On the American Campfire Revival, Kirk Cameron read a quote from the 1700s by Sam Adams. In his quote, Adams talked about a dangerous trend taking root in our schools – too many textbooks. By today’s standards, it sounds senseless to call textbooks “dangerous” because what else would teachers teach from. Adams explained that textbooks were replacing the Bible, which was a dangerous drift to using books influenced by an author’s beliefs as opposed to using the book influenced by God.
I had forgotten that children used to be taught from the Bible. I think I watched it happen on the television show “Little House on The Prairie.” The practice seemed outdated as long ago as 45 years. I imagine it’s not even crossed the mind of a lot of today’s parents that their children should be taught in schools from the Bible. In fact, many oppose it.
Our Founding Fathers, alongside other wise men and women, believed history was all about His story. All about the Bible, and they considered it the comprehensive book for life.
My pastor says it during almost every sermon, “Read your Bible.”
Prophet Jim Reilly says the same thing at every meeting I attend, “Read your Bible.”
Kirk Cameron reminds us during his American Campfire Revival, “Read your Bible.”
When I listen to their teachings, it’s obvious these men spend extended amounts of time reading and studying their Bibles. If I want what they have, I have to do what they do – not just talk about it.
I used to try to make it sound like I read my Bible. The truth was that I counted on Sunday morning sermons and an annual six-week Bible study to be enough. Until last year, I had never read the entire Bible.
I have a couple of friends who admitted they did the same thing. They posted quotes on social media about reading the Bible and how you should do it, but they didn’t actually read it themselves. That made me feel better, but I’m not sure why. We all needed to be reading it, not lying about it.
When I alluded to reading the Bible even though I really wasn’t, I did it because it made me feel closer to reaching my goal without having to do the work. It sounded virtuous except it wasn’t true, so how virtuous was it really? I felt good telling people I was reading my Bible because I really wanted to, but not bad enough to commit and do it.
The way I justified lying was I planned to start tomorrow. Always tomorrow. If I made it through a few days of reading, I justified taking a break because it didn’t make any sense. Reading the Bible was like reading a foreign language. Self-help books made more sense and seemed more useful even though I never got better, but that’s another thing I lied about … mainly to myself. I was always getting better, but not really.

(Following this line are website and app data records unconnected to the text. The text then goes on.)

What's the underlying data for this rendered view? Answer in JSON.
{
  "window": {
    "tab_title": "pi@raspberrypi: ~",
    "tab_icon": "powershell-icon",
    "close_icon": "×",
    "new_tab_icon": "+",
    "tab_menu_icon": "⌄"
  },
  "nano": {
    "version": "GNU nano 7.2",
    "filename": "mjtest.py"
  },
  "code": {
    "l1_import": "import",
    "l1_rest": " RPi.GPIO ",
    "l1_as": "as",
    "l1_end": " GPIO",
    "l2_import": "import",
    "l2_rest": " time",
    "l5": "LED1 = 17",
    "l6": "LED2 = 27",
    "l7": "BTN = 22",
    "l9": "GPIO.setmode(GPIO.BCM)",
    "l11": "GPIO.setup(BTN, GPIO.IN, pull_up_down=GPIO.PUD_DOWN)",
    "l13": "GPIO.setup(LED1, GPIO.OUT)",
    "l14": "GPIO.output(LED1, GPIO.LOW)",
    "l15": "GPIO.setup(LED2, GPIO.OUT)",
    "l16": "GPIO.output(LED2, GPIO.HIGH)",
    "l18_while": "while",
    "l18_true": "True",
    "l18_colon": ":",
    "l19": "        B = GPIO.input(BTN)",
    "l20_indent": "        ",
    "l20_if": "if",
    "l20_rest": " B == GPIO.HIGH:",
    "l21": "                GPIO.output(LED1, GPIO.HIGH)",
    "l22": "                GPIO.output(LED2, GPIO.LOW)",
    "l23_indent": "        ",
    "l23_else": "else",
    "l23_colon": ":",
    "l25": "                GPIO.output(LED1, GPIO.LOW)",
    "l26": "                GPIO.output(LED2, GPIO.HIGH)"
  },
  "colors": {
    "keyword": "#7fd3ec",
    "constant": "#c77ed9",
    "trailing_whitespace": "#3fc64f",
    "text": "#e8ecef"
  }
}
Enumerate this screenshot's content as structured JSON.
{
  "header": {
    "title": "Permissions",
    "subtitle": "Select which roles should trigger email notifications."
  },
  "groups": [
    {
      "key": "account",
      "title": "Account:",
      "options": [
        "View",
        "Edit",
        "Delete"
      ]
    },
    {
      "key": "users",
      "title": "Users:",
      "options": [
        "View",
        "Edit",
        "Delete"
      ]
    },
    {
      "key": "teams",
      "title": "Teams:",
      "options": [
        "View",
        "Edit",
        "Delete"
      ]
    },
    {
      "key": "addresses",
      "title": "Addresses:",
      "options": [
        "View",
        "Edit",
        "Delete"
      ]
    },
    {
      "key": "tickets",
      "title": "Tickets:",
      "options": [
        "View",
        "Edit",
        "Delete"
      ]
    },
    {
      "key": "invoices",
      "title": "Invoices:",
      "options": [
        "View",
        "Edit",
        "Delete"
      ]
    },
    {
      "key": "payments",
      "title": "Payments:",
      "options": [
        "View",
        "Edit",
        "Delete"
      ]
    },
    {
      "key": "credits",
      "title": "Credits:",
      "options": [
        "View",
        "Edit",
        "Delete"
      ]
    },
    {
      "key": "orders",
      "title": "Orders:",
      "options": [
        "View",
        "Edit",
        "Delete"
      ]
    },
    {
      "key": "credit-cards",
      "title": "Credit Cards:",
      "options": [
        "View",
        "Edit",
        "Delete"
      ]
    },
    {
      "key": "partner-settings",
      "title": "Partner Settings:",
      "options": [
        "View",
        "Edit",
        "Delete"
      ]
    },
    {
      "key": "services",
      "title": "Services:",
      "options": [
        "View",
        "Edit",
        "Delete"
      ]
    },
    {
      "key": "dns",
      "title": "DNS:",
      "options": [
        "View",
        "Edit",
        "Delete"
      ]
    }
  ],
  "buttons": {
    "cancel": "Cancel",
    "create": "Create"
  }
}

It wasn’t until I heard Lysa TerKeurst, Christian author and founder of Proverbs 31 Ministries, admit the Bible didn’t always make sense to her, but she said something else too, “Read your Bible anyway. God will bless your efforts and He’ll help you understand it if you stick with it.”
So, I did. And I still am because we don’t just read the Bible once. And she was right, God helped and brought others into my life to help too.
I’m happy to talk to anyone who is as frustrated as I was. I promise that if you stick with it, it’s life-saving and life-changing and life-giving.
In This Together,